One potential hurdle for SARS-CoV-2 vaccination acceptance is the risk of ADE, which may increase the severity of COVID-19. Considering earlier reports of the effect of ADE on SARS-CoV and MERS-CoV infections, the hypothesis that ADE may occur with SARS-CoV-2 infection has existed since the outbreak of COVID-19 [29,30,31,32]. To date, numerous in vivo and in vitro experiments have been conducted to explore the occurrence of ADE in patients infected with SARS-CoV-2. However, only one in vitro study has preliminarily demonstrated the possibility of ADE in SARS-CoV-2 infections [9]. Moreover, there is no evidence that ADE occurs in the SARS-CoV-2-infected population. Thus, we cannot definitively determine whether ADE occurs in the reinfected population at present. More population studies of SARS-CoV-2 must be conducted to clarify the role of ADE. Some people are unwilling to be vaccinated because of concerns about the effectiveness and safety of the vaccines [33,34,35,36]. The findings of this review may alleviate vaccine hesitancy to a certain extent, and a change in the attitude of some individuals may increase COVID-19 vaccine acceptance rates.

Our study is the first meta-analysis of the association between SARS-CoV-2 post-immune infection and disease severity. Identifying reinfection requires detecting the virus at two different time points and using viral genomic data to distinguish reinfection from persistent viral carriage. The major limitation of the current meta-analysis is that most studies of post-immune infection have not addressed the issue of virus variants during reinfection or the initial infection or the specific vaccine administered. However, the number of vaccine doses, the type of the vaccination, and the SARS-CoV-2 strain may be associated with ADE and may play a role in post-immune infection and disease severity. However, due to the limited amount of data, we were unable to perform an in-depth analysis of these potential associations. More studies are needed to explore the relationship between these factors and ADE. The second limitation is that we were not able to compare the age and sex of severe cases and mild cases, as these data were not reported in the published articles. Finally, the data included in this meta-analysis were published before 25 October 2021, and at that time the Omicron strain of SARS-CoV-2 had not emerged. Thus, data about reinfections and breakthrough infections with the Omicron strain were not included. However, a research report showed that the symptoms of breakthrough infection with the Omicron strain are mild, which is consistent with the results of this review [37]. Another study showed that a breakthrough infection with the Omicron variant was equivalent to a vaccine booster at enhancing the protective effect of the vaccine [38]. These results further demonstrate the lack of ADE in COVID-19 patients. Despite its limitations, this study demonstrated that natural infection with or vaccination against SARS-CoV-2 alleviates the severe outcomes of post-immune infection and that ADE is not likely to occur. This finding may help increase the public’s confidence in SARS-CoV-2 vaccines. Approved SARS-CoV-2 vaccines provide a high degree of protection against serious illness and death from the disease, but no vaccine is 100% protective [39, 40]. Vaccines also prevent serious illness even after contracting SARS-CoV-2 infection [41]. Our findings may provide guidance for vaccination programmes, promote global vaccination, and help end the COVID-19 epidemic.

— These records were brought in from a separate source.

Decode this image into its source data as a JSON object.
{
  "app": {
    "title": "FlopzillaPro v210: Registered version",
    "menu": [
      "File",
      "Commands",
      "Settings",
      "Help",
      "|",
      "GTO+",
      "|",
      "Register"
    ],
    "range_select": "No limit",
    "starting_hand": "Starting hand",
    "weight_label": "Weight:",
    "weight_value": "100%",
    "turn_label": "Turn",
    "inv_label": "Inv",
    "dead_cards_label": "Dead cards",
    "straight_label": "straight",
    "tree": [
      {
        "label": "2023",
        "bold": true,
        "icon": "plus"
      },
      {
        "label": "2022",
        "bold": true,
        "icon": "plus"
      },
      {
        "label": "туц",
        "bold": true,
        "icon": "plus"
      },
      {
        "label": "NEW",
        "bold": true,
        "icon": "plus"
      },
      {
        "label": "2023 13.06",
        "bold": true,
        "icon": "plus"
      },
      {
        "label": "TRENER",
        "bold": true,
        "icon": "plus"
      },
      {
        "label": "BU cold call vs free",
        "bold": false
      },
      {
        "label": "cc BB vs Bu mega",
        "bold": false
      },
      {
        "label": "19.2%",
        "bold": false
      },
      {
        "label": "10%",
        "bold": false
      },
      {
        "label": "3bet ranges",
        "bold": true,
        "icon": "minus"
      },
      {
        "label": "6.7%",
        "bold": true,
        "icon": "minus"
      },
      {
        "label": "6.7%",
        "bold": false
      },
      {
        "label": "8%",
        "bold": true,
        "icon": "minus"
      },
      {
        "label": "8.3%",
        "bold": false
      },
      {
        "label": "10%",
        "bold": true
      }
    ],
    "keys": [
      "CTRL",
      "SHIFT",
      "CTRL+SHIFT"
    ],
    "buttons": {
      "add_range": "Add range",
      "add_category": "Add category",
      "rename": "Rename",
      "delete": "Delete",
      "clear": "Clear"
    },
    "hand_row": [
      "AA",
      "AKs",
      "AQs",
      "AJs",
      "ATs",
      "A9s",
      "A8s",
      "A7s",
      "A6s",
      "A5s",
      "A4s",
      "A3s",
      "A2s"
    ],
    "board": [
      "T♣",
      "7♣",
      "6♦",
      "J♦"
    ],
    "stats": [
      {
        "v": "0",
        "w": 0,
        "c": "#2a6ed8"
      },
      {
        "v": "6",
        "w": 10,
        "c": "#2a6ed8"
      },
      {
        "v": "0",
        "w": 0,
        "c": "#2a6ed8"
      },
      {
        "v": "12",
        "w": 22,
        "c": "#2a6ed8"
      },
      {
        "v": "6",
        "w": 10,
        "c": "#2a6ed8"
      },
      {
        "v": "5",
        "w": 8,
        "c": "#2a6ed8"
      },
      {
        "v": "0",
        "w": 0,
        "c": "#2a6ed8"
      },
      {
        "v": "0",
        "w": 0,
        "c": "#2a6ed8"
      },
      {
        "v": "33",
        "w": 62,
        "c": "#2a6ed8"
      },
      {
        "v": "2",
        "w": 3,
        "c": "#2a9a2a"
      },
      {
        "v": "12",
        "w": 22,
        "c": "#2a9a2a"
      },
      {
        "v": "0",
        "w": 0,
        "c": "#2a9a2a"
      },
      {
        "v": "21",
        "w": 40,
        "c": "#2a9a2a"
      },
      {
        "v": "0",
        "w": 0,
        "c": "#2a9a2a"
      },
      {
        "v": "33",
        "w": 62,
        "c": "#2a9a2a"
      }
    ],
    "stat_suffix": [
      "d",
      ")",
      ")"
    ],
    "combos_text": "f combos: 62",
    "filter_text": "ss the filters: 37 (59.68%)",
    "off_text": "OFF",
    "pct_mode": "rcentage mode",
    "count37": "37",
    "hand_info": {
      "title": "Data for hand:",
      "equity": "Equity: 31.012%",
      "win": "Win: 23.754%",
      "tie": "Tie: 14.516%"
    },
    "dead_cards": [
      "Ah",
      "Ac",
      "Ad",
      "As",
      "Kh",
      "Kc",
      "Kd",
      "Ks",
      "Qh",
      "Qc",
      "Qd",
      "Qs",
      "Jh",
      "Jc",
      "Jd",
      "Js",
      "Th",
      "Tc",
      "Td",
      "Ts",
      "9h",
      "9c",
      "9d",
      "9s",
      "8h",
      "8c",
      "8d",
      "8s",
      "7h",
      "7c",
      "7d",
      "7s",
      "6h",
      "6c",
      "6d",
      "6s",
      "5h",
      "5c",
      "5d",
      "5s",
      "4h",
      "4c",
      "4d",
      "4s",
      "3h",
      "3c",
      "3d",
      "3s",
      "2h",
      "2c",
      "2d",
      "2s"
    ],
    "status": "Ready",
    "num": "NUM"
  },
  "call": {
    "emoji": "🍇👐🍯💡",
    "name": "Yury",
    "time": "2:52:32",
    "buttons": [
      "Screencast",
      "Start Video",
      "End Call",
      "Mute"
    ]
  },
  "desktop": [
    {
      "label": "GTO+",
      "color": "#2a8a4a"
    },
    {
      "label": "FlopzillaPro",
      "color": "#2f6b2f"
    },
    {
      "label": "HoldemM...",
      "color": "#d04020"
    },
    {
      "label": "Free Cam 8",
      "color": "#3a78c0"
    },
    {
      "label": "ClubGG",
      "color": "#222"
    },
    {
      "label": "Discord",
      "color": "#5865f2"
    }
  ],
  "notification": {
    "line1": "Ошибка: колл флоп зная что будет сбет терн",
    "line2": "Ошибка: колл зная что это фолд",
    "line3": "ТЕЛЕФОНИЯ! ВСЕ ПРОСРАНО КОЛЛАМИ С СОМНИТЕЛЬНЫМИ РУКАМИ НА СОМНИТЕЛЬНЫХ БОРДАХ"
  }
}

In conclusion, the results of our meta-analysis showed that natural infection with or vaccination against SARS-CoV-2 are protective factors against severe symptoms upon post-immune infection. However, further research is needed to confirm the conclusion that ADE does not occur with SARS-CoV-2 infection.